Right between the conspiracy theorists advocating for drinking bleach and your aunt on the airplane with the essential oils, vaccine misinformation has, in fact, found a home online. A recent survey found 20% of Americans are likely to be misinformed about vaccinations—and that they were more likely to have found their misinformation online than not.

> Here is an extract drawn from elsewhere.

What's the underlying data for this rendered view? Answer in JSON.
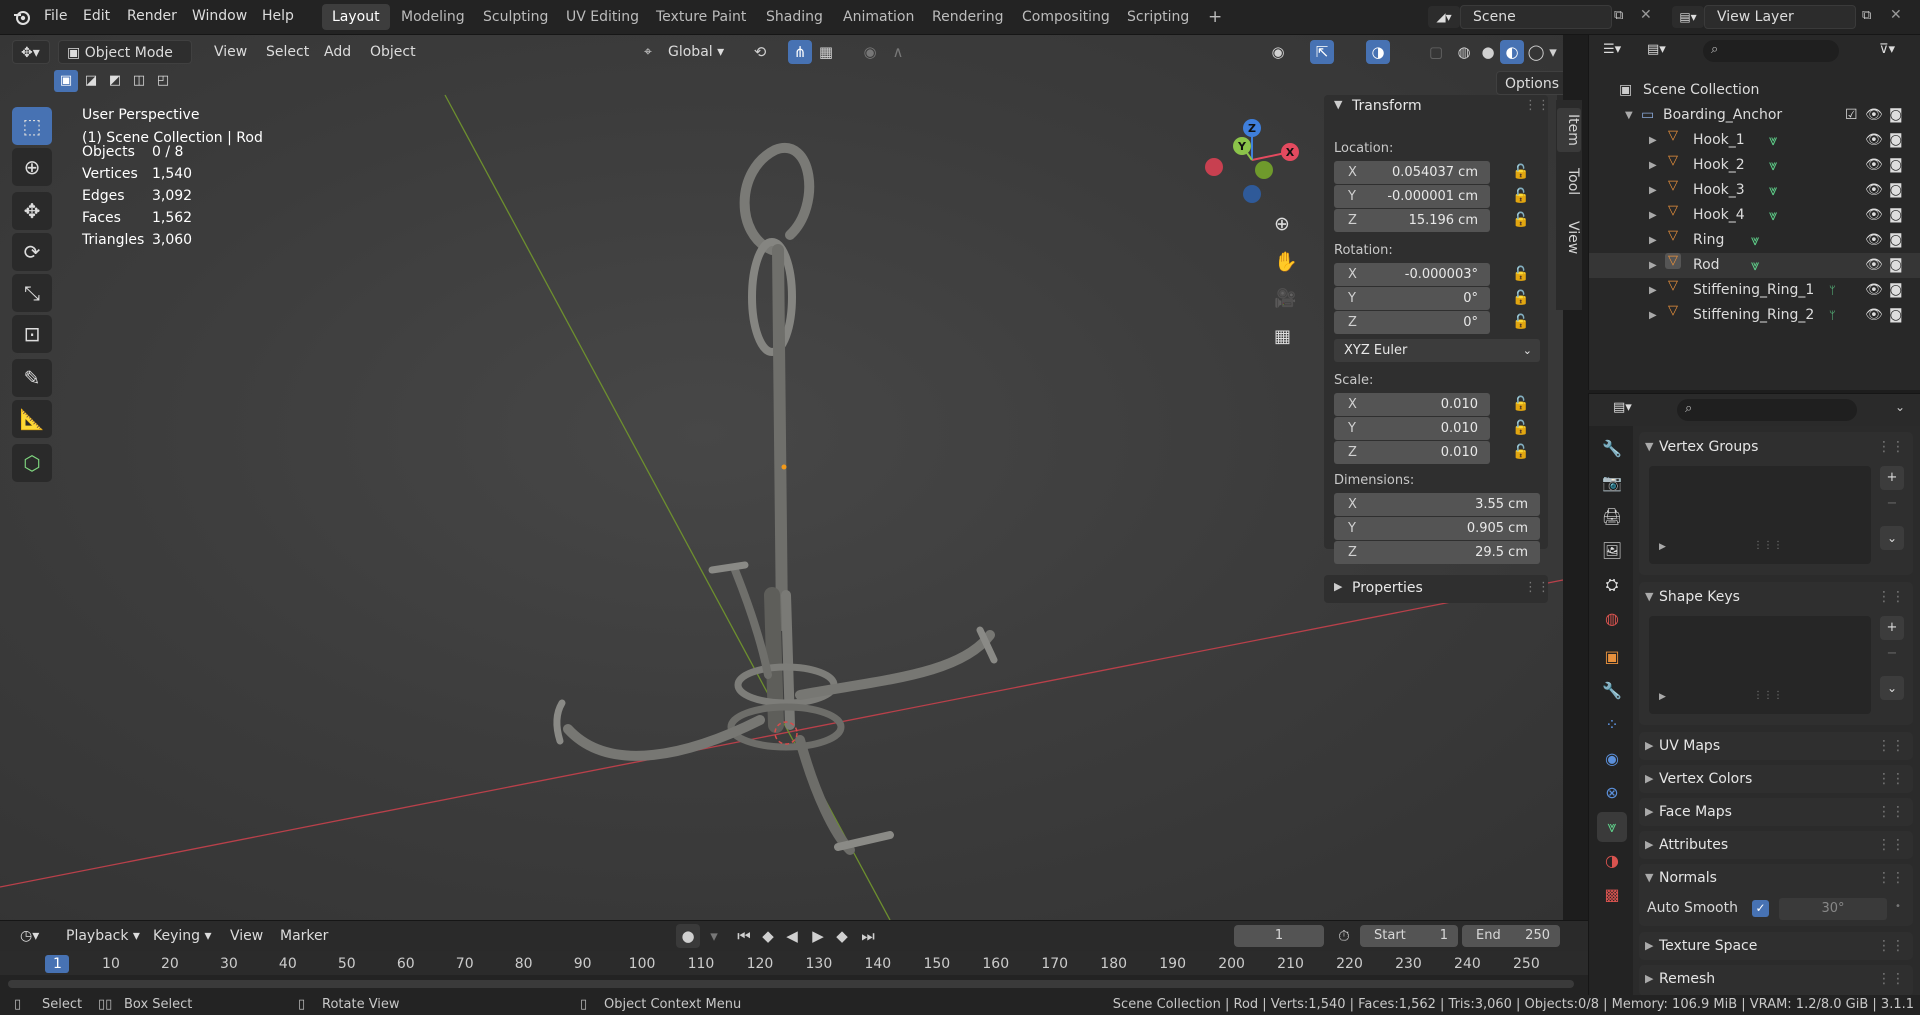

In 2019, the United States witnessed its worst measles outbreak in 25 years, even after being declared eliminated nationwide in 2000. This was the perfect time to track misinformation in real-time. Between the spring and fall of 2019, researchers from UPenn's Annenberg Public Policy Center launched two surveys that found that during that period 19% of the respondents' levels of vaccine misinformation changed in a substantive way - of those, 64% had become more misinformed. Where the information was found also mattered, as in: Those who found measles vaccine information on social media were more likely to be misinformed than those who sourced traditional media.

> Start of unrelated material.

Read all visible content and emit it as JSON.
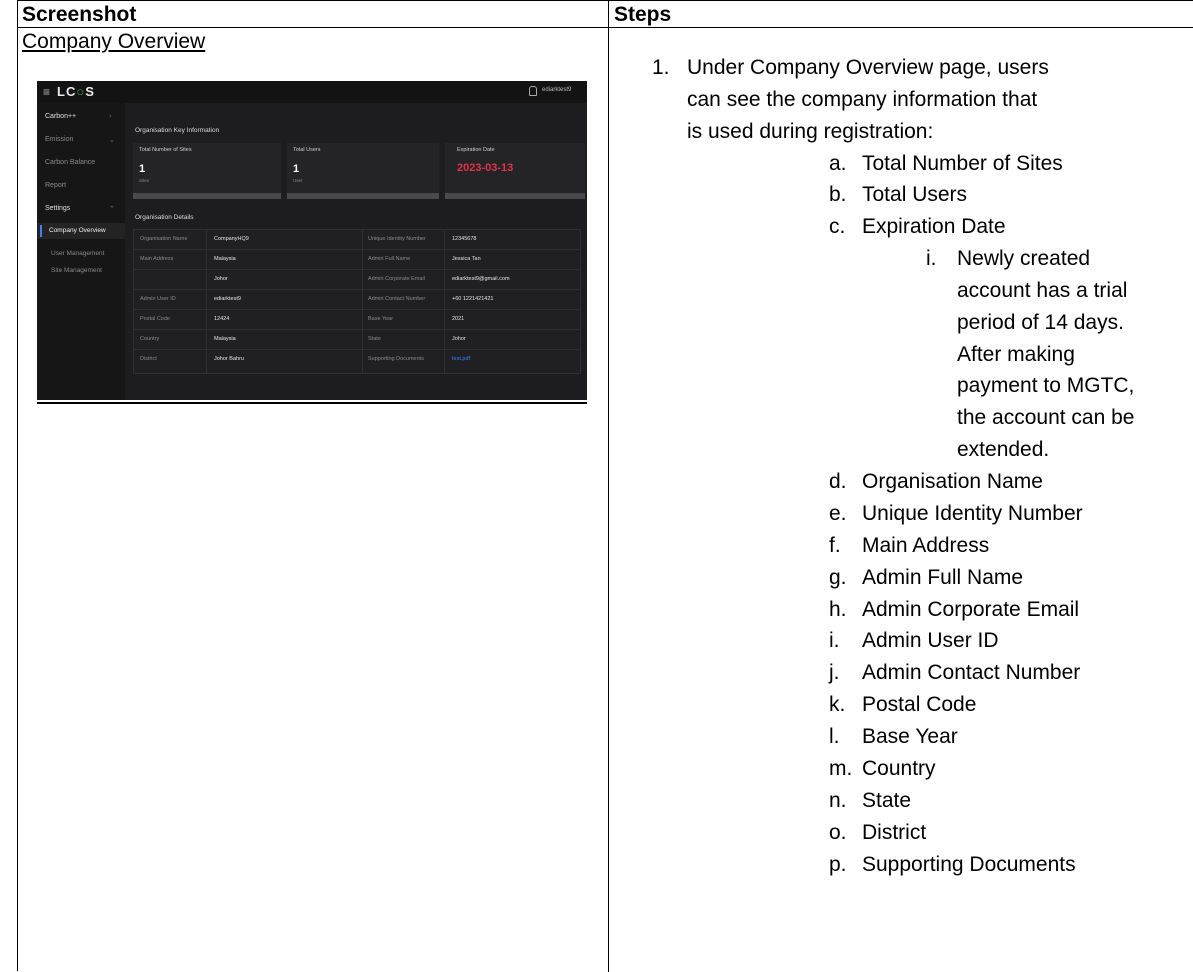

The team behind the survey noted their results only show correlation – not causation. But as families lose loved ones after choosing Facebook-sourced cures, their findings suggest that “increasing the sheer amount of pro-vaccination content in media of all types may be of value over the longer term.” As Facebook, Twitter, Instagram, and others all wrestle with misinformation on their platforms, the question remains: Will their actions alone be enough to give people the right information?
READ MORE: Vaccine Misinformation and Social Media [Annenberg Public Policy Center]

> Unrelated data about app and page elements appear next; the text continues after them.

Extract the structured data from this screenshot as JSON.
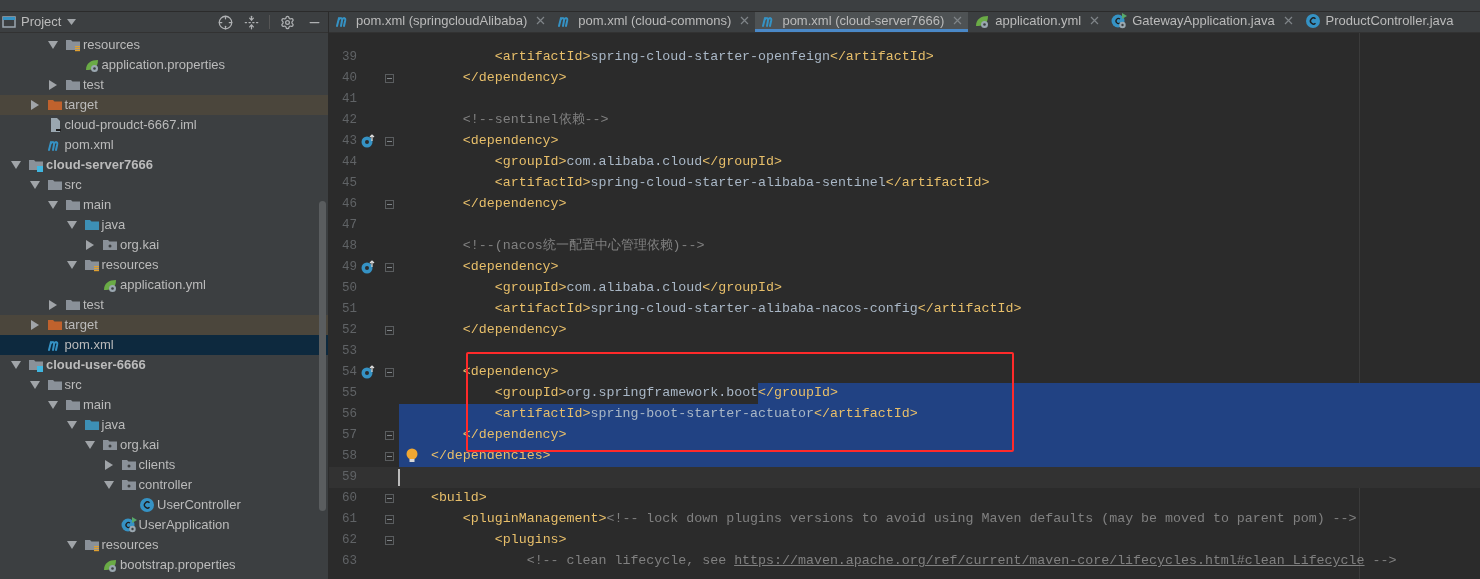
{
  "sidebar": {
    "title": "Project",
    "tree": [
      {
        "children": [
          {
            "children": [
              {
                "label": "resources",
                "kind": "resources-folder",
                "expanded": true,
                "selected": false,
                "children": [
                  {
                    "label": "application.properties",
                    "kind": "spring-config",
                    "selected": false
                  }
                ]
              },
              {
                "label": "test",
                "kind": "folder",
                "expanded": false,
                "selected": false
              }
            ]
          },
          {
            "label": "target",
            "kind": "excluded-folder",
            "expanded": false,
            "selected": false
          },
          {
            "label": "cloud-proudct-6667.iml",
            "kind": "iml-file",
            "selected": false
          },
          {
            "label": "pom.xml",
            "kind": "maven",
            "selected": false
          }
        ]
      },
      {
        "label": "cloud-server7666",
        "kind": "module",
        "expanded": true,
        "selected": false,
        "children": [
          {
            "label": "src",
            "kind": "folder",
            "expanded": true,
            "selected": false,
            "children": [
              {
                "label": "main",
                "kind": "folder",
                "expanded": true,
                "selected": false,
                "children": [
                  {
                    "label": "java",
                    "kind": "source-folder",
                    "expanded": true,
                    "selected": false,
                    "children": [
                      {
                        "label": "org.kai",
                        "kind": "package",
                        "expanded": false,
                        "selected": false
                      }
                    ]
                  },
                  {
                    "label": "resources",
                    "kind": "resources-folder",
                    "expanded": true,
                    "selected": false,
                    "children": [
                      {
                        "label": "application.yml",
                        "kind": "spring-config",
                        "selected": false
                      }
                    ]
                  }
                ]
              },
              {
                "label": "test",
                "kind": "folder",
                "expanded": false,
                "selected": false
              }
            ]
          },
          {
            "label": "target",
            "kind": "excluded-folder",
            "expanded": false,
            "selected": false
          },
          {
            "label": "pom.xml",
            "kind": "maven",
            "selected": true
          }
        ]
      },
      {
        "label": "cloud-user-6666",
        "kind": "module",
        "expanded": true,
        "selected": false,
        "children": [
          {
            "label": "src",
            "kind": "folder",
            "expanded": true,
            "selected": false,
            "children": [
              {
                "label": "main",
                "kind": "folder",
                "expanded": true,
                "selected": false,
                "children": [
                  {
                    "label": "java",
                    "kind": "source-folder",
                    "expanded": true,
                    "selected": false,
                    "children": [
                      {
                        "label": "org.kai",
                        "kind": "package",
                        "expanded": true,
                        "selected": false,
                        "children": [
                          {
                            "label": "clients",
                            "kind": "package",
                            "expanded": false,
                            "selected": false
                          },
                          {
                            "label": "controller",
                            "kind": "package",
                            "expanded": true,
                            "selected": false,
                            "children": [
                              {
                                "label": "UserController",
                                "kind": "class",
                                "selected": false
                              }
                            ]
                          },
                          {
                            "label": "UserApplication",
                            "kind": "boot-app",
                            "selected": false
                          }
                        ]
                      }
                    ]
                  },
                  {
                    "label": "resources",
                    "kind": "resources-folder",
                    "expanded": true,
                    "selected": false,
                    "children": [
                      {
                        "label": "bootstrap.properties",
                        "kind": "spring-config",
                        "selected": false
                      }
                    ]
                  }
                ]
              }
            ]
          }
        ]
      }
    ]
  },
  "tabs": [
    {
      "label": "pom.xml (springcloudAlibaba)",
      "kind": "maven",
      "selected": false,
      "closable": true
    },
    {
      "label": "pom.xml (cloud-commons)",
      "kind": "maven",
      "selected": false,
      "closable": true
    },
    {
      "label": "pom.xml (cloud-server7666)",
      "kind": "maven",
      "selected": true,
      "closable": true
    },
    {
      "label": "application.yml",
      "kind": "spring-config",
      "selected": false,
      "closable": true
    },
    {
      "label": "GatewayApplication.java",
      "kind": "boot-app",
      "selected": false,
      "closable": true
    },
    {
      "label": "ProductController.java",
      "kind": "class",
      "selected": false,
      "closable": false
    }
  ],
  "editor": {
    "lines": [
      {
        "number": "39",
        "text": "            <artifactId>spring-cloud-starter-openfeign</artifactId>"
      },
      {
        "number": "40",
        "text": "        </dependency>",
        "fold": true
      },
      {
        "number": "41"
      },
      {
        "number": "42",
        "text": "        <!--sentinel依赖-->"
      },
      {
        "number": "43",
        "text": "        <dependency>",
        "fold": true,
        "implemented": true
      },
      {
        "number": "44",
        "text": "            <groupId>com.alibaba.cloud</groupId>"
      },
      {
        "number": "45",
        "text": "            <artifactId>spring-cloud-starter-alibaba-sentinel</artifactId>"
      },
      {
        "number": "46",
        "text": "        </dependency>",
        "fold": true
      },
      {
        "number": "47"
      },
      {
        "number": "48",
        "text": "        <!--(nacos统一配置中心管理依赖)-->"
      },
      {
        "number": "49",
        "text": "        <dependency>",
        "fold": true,
        "implemented": true
      },
      {
        "number": "50",
        "text": "            <groupId>com.alibaba.cloud</groupId>"
      },
      {
        "number": "51",
        "text": "            <artifactId>spring-cloud-starter-alibaba-nacos-config</artifactId>"
      },
      {
        "number": "52",
        "text": "        </dependency>",
        "fold": true
      },
      {
        "number": "53"
      },
      {
        "number": "54",
        "text": "        <dependency>",
        "fold": true,
        "implemented": true
      },
      {
        "number": "55",
        "text": "            <groupId>org.springframework.boot",
        "selected_text": "</groupId>"
      },
      {
        "number": "56",
        "selected_text": "            <artifactId>spring-boot-starter-actuator</artifactId>"
      },
      {
        "number": "57",
        "selected_text": "        </dependency>",
        "fold": true
      },
      {
        "number": "58",
        "selected_text": "    </dependencies>",
        "fold": true,
        "bulb": true
      },
      {
        "number": "59",
        "current": true
      },
      {
        "number": "60",
        "text": "    <build>",
        "fold": true
      },
      {
        "number": "61",
        "text": "        <pluginManagement><!-- lock down plugins versions to avoid using Maven defaults (may be moved to parent pom) -->",
        "fold": true
      },
      {
        "number": "62",
        "text": "            <plugins>",
        "fold": true
      },
      {
        "number": "63",
        "text": "                <!-- clean lifecycle, see ",
        "link": "https://maven.apache.org/ref/current/maven-core/lifecycles.html#clean_Lifecycle",
        "text_after": " -->"
      }
    ]
  }
}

More on Misinformation: Google Is Trying to Teach Kids How to Spot Fake News